To create a modern CI/CD pipeline, DevOps teams need fast, efficient communications. Because if DevOps team members struggle to stay in touch with one another, an organization, its employees and its customers may suffer the consequences.

State-of-the-art tools are available to help DevOps teams ensure the right team member gets the right messages time and time again. For example, DevOps teams can use alerting and incident management software to see who is available to respond if a critical incident occurs. As a result, DevOps teams can use this software to maintain constant communication to limit the impact of downtime and outages.

  1. Connect Your Systems

A DevOps team may use a wide range of systems on a daily basis. Yet making it simple for DevOps team members to leverage these systems in conjunction with one another can be difficult.

Typically, a modern CI/CD pipeline empowers DevOps team members to connect systems and create message flows between them. The pipeline must ensure a DevOps team can automate data communication, regardless of whether this team uses HipChat, Jira, Slack or other collaboration tools.

The right alert escalation and incident management software offers a combination of pre-built and outbound integrations. By doing so, the software enables DevOps teams to standardize their alert notification flows and responses and view all alerts in a single location. DevOps teams can even use the software to create two-way integrations and workflows.

  1. Customize Your Configuration

The DevOps team at a mid-sized business is unlikely to have the budget and resources of the DevOps team at a major corporation. At the same time, these two respective DevOps teams are unlikely to have identical CI/CD pipelines too.

A modern CI/CD pipeline should be customized to the needs of a DevOps team. If a DevOps team considers its day-to-day responsibilities, it can develop a CI/CD pipeline to manage these tasks.

Furthermore, a DevOps team can use alert escalation and incident management software to customize its CI/CD pipeline. With this software, a DevOps team can tailor its communications to its team members. The software also ensures DevOps team members can receive loud alerts (email, SMS, phone and push notifications) for critical-priority situations and quiet alerts (email notifications) for low-priority situations.

  1. Perform Regular Testing

A CI/CD pipeline generally produces metrics that a DevOps team must analyze. Otherwise, if a DevOps team fails to perform regular data analysis, it risks missing out on opportunities to boost its productivity and efficiency.

It usually is a good idea to look beyond “basic” metrics. A DevOps team that looks closely at all of the information at its disposal can identify patterns and trends within the data itself. Then, the DevOps team can use this information to understand why problems are happening and brainstorm solutions to these issues.
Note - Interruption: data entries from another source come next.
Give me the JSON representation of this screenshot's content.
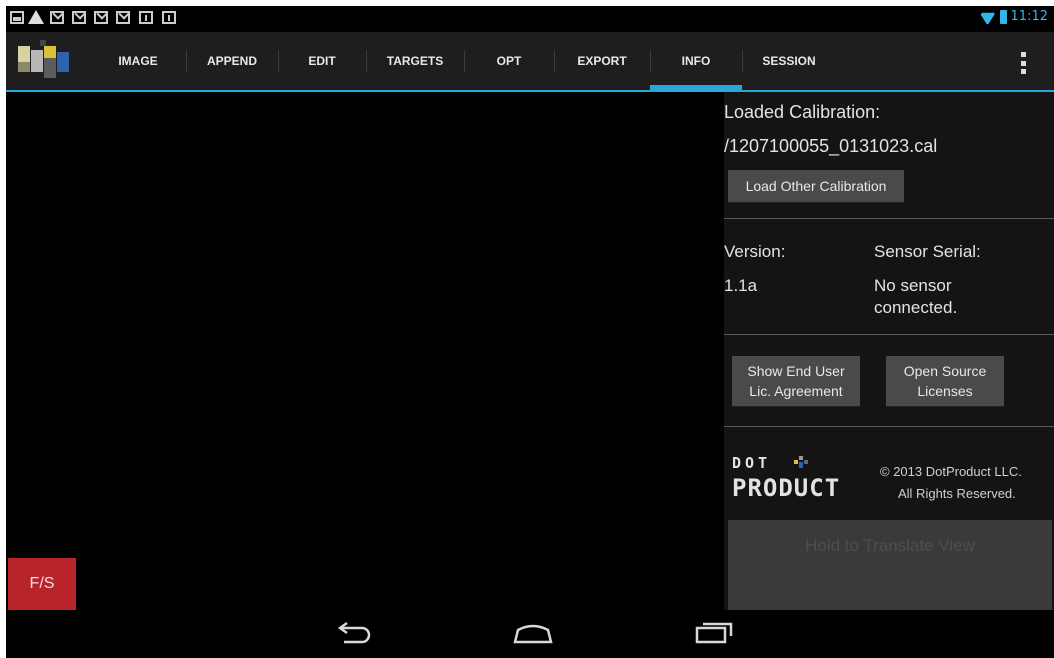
{
  "status_bar": {
    "notification_icons": [
      "image-icon",
      "warning-icon",
      "mail-icon",
      "mail-icon",
      "mail-icon",
      "mail-icon",
      "calendar-icon",
      "calendar-icon"
    ],
    "time": "11:12",
    "accent": "#33b5e5"
  },
  "action_bar": {
    "logo_icon": "dotproduct-logo-icon",
    "tabs": [
      {
        "label": "IMAGE"
      },
      {
        "label": "APPEND"
      },
      {
        "label": "EDIT"
      },
      {
        "label": "TARGETS"
      },
      {
        "label": "OPT"
      },
      {
        "label": "EXPORT"
      },
      {
        "label": "INFO",
        "active": true
      },
      {
        "label": "SESSION"
      }
    ],
    "overflow_icon": "overflow-menu-icon",
    "accent": "#2aa6d9"
  },
  "viewport": {
    "fs_button": "F/S",
    "fs_color": "#b9242a"
  },
  "info_panel": {
    "calibration_heading": "Loaded Calibration:",
    "calibration_file": "/1207100055_0131023.cal",
    "load_other_button": "Load Other Calibration",
    "version_label": "Version:",
    "version_value": "1.1a",
    "sensor_serial_label": "Sensor Serial:",
    "sensor_serial_value_line1": "No sensor",
    "sensor_serial_value_line2": "connected.",
    "eula_button_line1": "Show End User",
    "eula_button_line2": "Lic. Agreement",
    "oss_button_line1": "Open Source",
    "oss_button_line2": "Licenses",
    "brand_line1": "DOT",
    "brand_line2": "PRODUCT",
    "copyright_line1": "© 2013 DotProduct LLC.",
    "copyright_line2": "All Rights Reserved.",
    "translate_button": "Hold to Translate View"
  },
  "nav_bar": {
    "icons": [
      "back-icon",
      "home-icon",
      "recent-apps-icon"
    ]
  }
}
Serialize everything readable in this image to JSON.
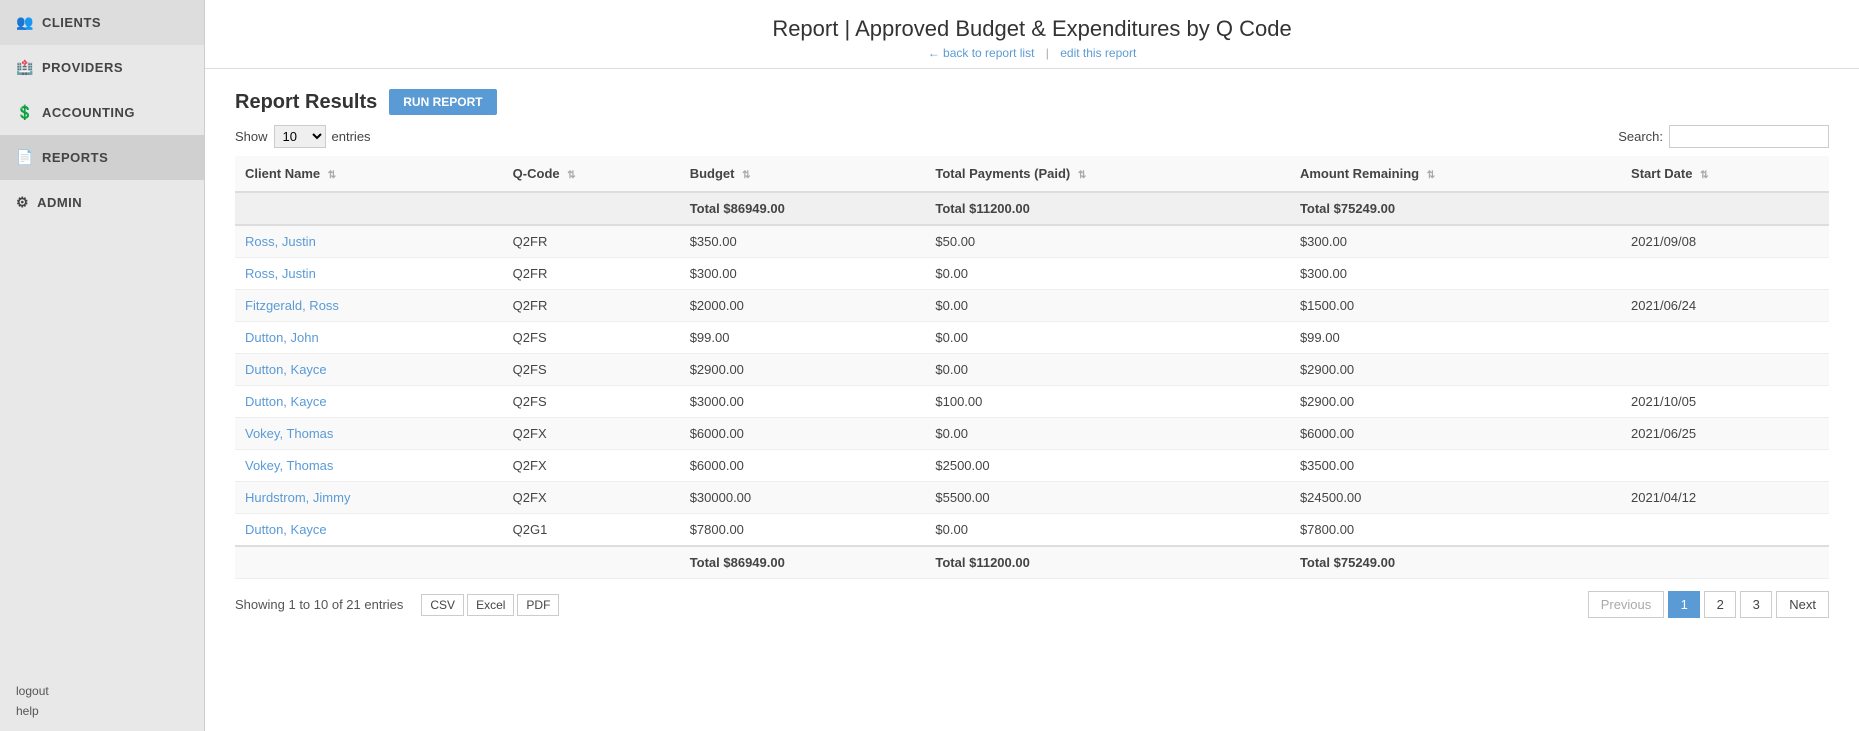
{
  "sidebar": {
    "items": [
      {
        "id": "clients",
        "label": "CLIENTS",
        "icon": "👥",
        "active": false
      },
      {
        "id": "providers",
        "label": "PROVIDERS",
        "icon": "🏥",
        "active": false
      },
      {
        "id": "accounting",
        "label": "ACCOUNTING",
        "icon": "💲",
        "active": false
      },
      {
        "id": "reports",
        "label": "REPORTS",
        "icon": "📄",
        "active": true
      },
      {
        "id": "admin",
        "label": "ADMIN",
        "icon": "⚙",
        "active": false
      }
    ],
    "logout_label": "logout",
    "help_label": "help"
  },
  "header": {
    "title": "Report | Approved Budget & Expenditures by Q Code",
    "back_link": "← back to report list",
    "separator": "|",
    "edit_link": "edit this report"
  },
  "report": {
    "title": "Report Results",
    "run_btn": "RUN REPORT",
    "show_label": "Show",
    "show_value": "10",
    "entries_label": "entries",
    "search_label": "Search:",
    "search_placeholder": "",
    "columns": [
      {
        "id": "client_name",
        "label": "Client Name"
      },
      {
        "id": "q_code",
        "label": "Q-Code"
      },
      {
        "id": "budget",
        "label": "Budget"
      },
      {
        "id": "total_payments",
        "label": "Total Payments (Paid)"
      },
      {
        "id": "amount_remaining",
        "label": "Amount Remaining"
      },
      {
        "id": "start_date",
        "label": "Start Date"
      }
    ],
    "totals_top": {
      "budget": "Total $86949.00",
      "total_payments": "Total $11200.00",
      "amount_remaining": "Total $75249.00"
    },
    "rows": [
      {
        "client_name": "Ross, Justin",
        "q_code": "Q2FR",
        "budget": "$350.00",
        "total_payments": "$50.00",
        "amount_remaining": "$300.00",
        "start_date": "2021/09/08"
      },
      {
        "client_name": "Ross, Justin",
        "q_code": "Q2FR",
        "budget": "$300.00",
        "total_payments": "$0.00",
        "amount_remaining": "$300.00",
        "start_date": ""
      },
      {
        "client_name": "Fitzgerald, Ross",
        "q_code": "Q2FR",
        "budget": "$2000.00",
        "total_payments": "$0.00",
        "amount_remaining": "$1500.00",
        "start_date": "2021/06/24"
      },
      {
        "client_name": "Dutton, John",
        "q_code": "Q2FS",
        "budget": "$99.00",
        "total_payments": "$0.00",
        "amount_remaining": "$99.00",
        "start_date": ""
      },
      {
        "client_name": "Dutton, Kayce",
        "q_code": "Q2FS",
        "budget": "$2900.00",
        "total_payments": "$0.00",
        "amount_remaining": "$2900.00",
        "start_date": ""
      },
      {
        "client_name": "Dutton, Kayce",
        "q_code": "Q2FS",
        "budget": "$3000.00",
        "total_payments": "$100.00",
        "amount_remaining": "$2900.00",
        "start_date": "2021/10/05"
      },
      {
        "client_name": "Vokey, Thomas",
        "q_code": "Q2FX",
        "budget": "$6000.00",
        "total_payments": "$0.00",
        "amount_remaining": "$6000.00",
        "start_date": "2021/06/25"
      },
      {
        "client_name": "Vokey, Thomas",
        "q_code": "Q2FX",
        "budget": "$6000.00",
        "total_payments": "$2500.00",
        "amount_remaining": "$3500.00",
        "start_date": ""
      },
      {
        "client_name": "Hurdstrom, Jimmy",
        "q_code": "Q2FX",
        "budget": "$30000.00",
        "total_payments": "$5500.00",
        "amount_remaining": "$24500.00",
        "start_date": "2021/04/12"
      },
      {
        "client_name": "Dutton, Kayce",
        "q_code": "Q2G1",
        "budget": "$7800.00",
        "total_payments": "$0.00",
        "amount_remaining": "$7800.00",
        "start_date": ""
      }
    ],
    "totals_bottom": {
      "budget": "Total $86949.00",
      "total_payments": "Total $11200.00",
      "amount_remaining": "Total $75249.00"
    },
    "showing_text": "Showing 1 to 10 of 21 entries",
    "export_btns": [
      "CSV",
      "Excel",
      "PDF"
    ],
    "pagination": {
      "previous": "Previous",
      "next": "Next",
      "pages": [
        "1",
        "2",
        "3"
      ],
      "active_page": "1"
    }
  }
}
Periodic testing can have far-flung effects on a DevOps team as well. Testing ensures a DevOps team can identify potential issues and correct them before they escalate, thereby reducing the risk of costly, time-intensive downtime and outages.

Software that delivers incident alerting and management capabilities and reporting and analytics capabilities can help DevOps teams get the most out of data. This software enables DevOps teams to track service-level agreement (SLA) violations, average incident resolution time and other critical metrics on a weekly, monthly, quarterly or annual basis. That way, DevOps teams can assess contractors, adjust staffing levels and budget properly.

A modern CI/CD pipeline is essential for DevOps teams. It helps these teams stay on track with day-to-day tasks and achieve the best-possible results. On the other hand, few DevOps teams understand what it takes to maximize the value of their CI/CD pipeline. Without the right software to track alerts and incidents, it may be virtually impossible for DevOps teams to do just that.

When it comes to creating a modern CI/CD pipeline, alert escalation and incident management software is paramount. This software enables DevOps team members to communicate with one another and quickly address downtime and outages. If a DevOps team incorporates software to monitor alerts and analyze incidents into its CI/CD pipeline, it can further speed up and improve its everyday workflows.